When my new role as professor of the history of slavery at the University of Bristol was announced, some people’s reaction was, “about time”. The role, in which I will research the university’s ties with enslavement, will bring together various existing scholarships, and is part of a debate that has been taking place for decades.
But in further exploring the past of the institution within the broader history of the city, I hope to help the public as well as the university to better understand its place, role and responsibilities towards Bristol’s inhabitants. My research should have a significant impact on the way educational and cultural institutions remember the past, and how they support social equality now.

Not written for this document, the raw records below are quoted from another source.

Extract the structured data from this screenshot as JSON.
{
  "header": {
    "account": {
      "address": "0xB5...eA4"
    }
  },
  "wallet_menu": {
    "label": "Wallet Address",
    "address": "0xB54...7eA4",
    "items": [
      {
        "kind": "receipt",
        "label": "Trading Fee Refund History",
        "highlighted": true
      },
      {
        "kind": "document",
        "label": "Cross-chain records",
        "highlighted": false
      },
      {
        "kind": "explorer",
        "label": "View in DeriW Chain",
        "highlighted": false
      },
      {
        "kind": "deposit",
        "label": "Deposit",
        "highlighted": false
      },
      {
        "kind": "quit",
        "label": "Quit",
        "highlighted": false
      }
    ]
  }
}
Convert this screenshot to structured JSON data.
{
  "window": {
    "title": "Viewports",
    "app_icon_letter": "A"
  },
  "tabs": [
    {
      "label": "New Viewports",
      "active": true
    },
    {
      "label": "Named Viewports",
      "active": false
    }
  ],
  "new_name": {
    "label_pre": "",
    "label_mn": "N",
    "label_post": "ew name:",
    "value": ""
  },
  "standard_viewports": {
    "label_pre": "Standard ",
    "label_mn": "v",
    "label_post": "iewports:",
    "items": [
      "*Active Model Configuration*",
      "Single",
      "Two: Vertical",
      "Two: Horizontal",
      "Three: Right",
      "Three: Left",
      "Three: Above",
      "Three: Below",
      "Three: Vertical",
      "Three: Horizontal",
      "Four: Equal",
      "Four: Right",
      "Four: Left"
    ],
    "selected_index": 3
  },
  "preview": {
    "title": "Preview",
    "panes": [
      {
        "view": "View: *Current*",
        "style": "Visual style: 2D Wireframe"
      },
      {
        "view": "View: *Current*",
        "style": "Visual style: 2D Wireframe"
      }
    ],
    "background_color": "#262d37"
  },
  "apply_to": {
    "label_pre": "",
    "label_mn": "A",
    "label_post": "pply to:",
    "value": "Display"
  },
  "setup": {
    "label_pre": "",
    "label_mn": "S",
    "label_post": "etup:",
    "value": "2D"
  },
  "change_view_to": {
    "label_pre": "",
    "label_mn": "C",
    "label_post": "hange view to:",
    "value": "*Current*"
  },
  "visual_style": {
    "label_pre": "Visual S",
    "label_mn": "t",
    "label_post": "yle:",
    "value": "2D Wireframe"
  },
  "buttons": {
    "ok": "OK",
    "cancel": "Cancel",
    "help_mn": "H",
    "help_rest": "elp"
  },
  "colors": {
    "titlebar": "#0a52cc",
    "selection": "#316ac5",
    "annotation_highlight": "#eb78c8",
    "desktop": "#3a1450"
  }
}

Universities such as Georgetown, Yale and Harvard in the US, and Glasgow, Oxford and Cambridge in the UK, are already looking at how they benefited from the labour of enslaved people. It is crucial, however, that the University of Bristol’s approach is different, because the history of the city is so different.